Backhaus was one of the pioneer pianists of recording. He became one of three pianists to join the roster of The Gramophone Company/HMV when he began to record in September 1908. The other two were Mark Hambourg and Percy Grainger. Grainger defected to Columbia and Hambourg continued to record for the company until 1936, when producer Walter Legge gained control of some aspects of the company. Backhaus was a pioneer in more ways than one, as after recording eleven sides he then made the first-ever recording of a piano concerto (by Grieg), in July 1909. It is heavily abridged (lasting just over six minutes) and it is interesting to note that HMV did not record another piano concerto until 1922. These early discs, recorded just three years after Backhaus’s win at the Anton Rubinstein Competition, display all his youthful vigour, poetry and amazing technique. All these acoustic recordings have been reissued on compact disc by Pearl.

World War I put a stop to Backhaus recording for HMV in London, and his next discs were made for Polydor in Berlin in 1916. They are some of his finest: he was thirty-two at the time, and he recorded one of his specialities, Brahms’s Variations on a theme by Paganini Op. 35. It was abridged to fit onto two 78rpm sides (though when he returned to HMV after the war he recorded the work again in 1924, and electrically in 1929). The fluidity of his technique is breathtaking; he never sounds under duress and the Polydor discs have remarkably good sound, making this one of the best of his early recordings.

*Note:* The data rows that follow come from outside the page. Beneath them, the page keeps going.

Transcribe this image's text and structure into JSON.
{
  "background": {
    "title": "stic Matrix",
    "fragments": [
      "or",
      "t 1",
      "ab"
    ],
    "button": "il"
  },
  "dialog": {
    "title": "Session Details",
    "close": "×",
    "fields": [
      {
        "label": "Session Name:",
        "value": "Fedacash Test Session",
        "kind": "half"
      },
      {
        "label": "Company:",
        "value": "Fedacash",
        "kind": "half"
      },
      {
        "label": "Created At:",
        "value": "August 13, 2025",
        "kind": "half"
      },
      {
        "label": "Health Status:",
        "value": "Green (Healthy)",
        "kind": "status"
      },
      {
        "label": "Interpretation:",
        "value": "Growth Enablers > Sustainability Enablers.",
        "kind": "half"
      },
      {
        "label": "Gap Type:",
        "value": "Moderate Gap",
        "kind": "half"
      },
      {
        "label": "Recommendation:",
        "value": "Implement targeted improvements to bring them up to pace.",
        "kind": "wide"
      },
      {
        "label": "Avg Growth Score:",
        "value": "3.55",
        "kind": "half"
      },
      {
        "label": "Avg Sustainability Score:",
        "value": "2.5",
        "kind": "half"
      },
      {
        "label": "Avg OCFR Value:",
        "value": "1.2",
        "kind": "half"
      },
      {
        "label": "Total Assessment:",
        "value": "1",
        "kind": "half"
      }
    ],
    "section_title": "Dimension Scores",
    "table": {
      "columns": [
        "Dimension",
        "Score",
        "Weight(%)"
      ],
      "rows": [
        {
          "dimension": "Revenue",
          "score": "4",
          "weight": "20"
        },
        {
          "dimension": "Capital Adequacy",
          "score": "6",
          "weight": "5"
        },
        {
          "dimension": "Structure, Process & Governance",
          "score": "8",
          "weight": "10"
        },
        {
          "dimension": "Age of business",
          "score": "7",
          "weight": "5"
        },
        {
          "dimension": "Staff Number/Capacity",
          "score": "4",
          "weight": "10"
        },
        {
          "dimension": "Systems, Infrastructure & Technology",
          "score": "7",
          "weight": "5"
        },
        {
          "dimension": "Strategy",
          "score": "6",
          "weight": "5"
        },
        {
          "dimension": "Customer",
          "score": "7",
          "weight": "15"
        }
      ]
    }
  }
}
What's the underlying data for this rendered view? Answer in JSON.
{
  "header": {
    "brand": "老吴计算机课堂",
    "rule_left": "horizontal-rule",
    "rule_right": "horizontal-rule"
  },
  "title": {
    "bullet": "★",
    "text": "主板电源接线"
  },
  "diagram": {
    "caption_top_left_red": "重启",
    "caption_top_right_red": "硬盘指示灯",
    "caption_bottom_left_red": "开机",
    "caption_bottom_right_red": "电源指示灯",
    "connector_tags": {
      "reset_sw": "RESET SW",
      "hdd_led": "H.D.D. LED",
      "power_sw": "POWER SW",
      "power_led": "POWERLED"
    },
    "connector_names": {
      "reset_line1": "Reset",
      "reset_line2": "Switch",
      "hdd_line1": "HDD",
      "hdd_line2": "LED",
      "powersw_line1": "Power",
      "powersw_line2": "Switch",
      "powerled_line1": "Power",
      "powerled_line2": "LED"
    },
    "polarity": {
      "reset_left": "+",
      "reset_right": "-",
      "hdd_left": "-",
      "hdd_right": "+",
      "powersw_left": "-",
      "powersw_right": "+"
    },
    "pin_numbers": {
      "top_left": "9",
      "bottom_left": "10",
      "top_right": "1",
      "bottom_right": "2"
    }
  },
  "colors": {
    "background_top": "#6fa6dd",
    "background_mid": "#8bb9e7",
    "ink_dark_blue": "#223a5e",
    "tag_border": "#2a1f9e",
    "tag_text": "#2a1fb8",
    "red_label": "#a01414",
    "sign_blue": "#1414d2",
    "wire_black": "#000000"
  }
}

All the Polydor discs have been reissued on compact disc.

Backhaus continued to record for HMV until 1948. The 1920s saw the production of such classic recordings as that of Beethoven’s Piano Concertos Nos 4 and 5 (Backhaus stating at the time that his version of the ‘Emperor’ was the recording he would most like to be remembered by) and the first complete recording of the Chopin études in 1928, whilst from the 1930s comes one of the most glorious versions of Schumann’s Fantasie in C Op. 17. The sweep, grandeur and powerful conviction of this interpretation make it still one of the best on record. The same decade produced Backhaus’s famous Brahms recordings; both piano concertos and much of the late solo piano music are given authoritative performances. Also from this time comes a superlative Grieg Piano Concerto, with the New Symphony Orchestra conducted by John Barbirolli, and this time it was recorded complete. This excellent performance is like a breath of fresh Scandinavian air as Backhaus does not linger or sentimentalise the work and sets the last movement off at a terrific pace. The last sessions for HMV, recorded in Zürich and supervised by Walter Legge, produced an effective Italian Concerto of Bach.

Backhaus continued to record, this time for Decca, and now his recordings were issued on LP. One of the first things he embarked on was a project to record all thirty-two of Beethoven’s piano sonatas. After completing this, he recorded them again in stereo, but at the time of his death he had recorded only thirty-one, so the stereo version is not quite complete. He also recorded much of his core repertoire again: both Brahms’s concertos, all of Beethoven’s except No. 1, and some Schumann, Schubert and Mozart. Works he had not previously recorded include Beethoven’s ‘Diabelli’ Variations Op. 120 and Chopin’s Sonata in B flat minor Op. 35 plus an impressive Bach LP containing the English Suite No. 6 and French Suite No. 5.

Backhaus kept up his technique into his old age and was programming Chopin études as late as the 1950s. He said that scales were the basic foundation of his technique and to keep it in optimum condition he would practise them twice a week. Perhaps one of the most important later recordings is that of a live recital at Carnegie Hall from March 1954 where a seventy-year-old Backhaus delivered no less than five Beethoven sonatas.

© Naxos Rights International Ltd. — Jonathan Summers (A–Z of Pianists, Naxos 8.558107–10).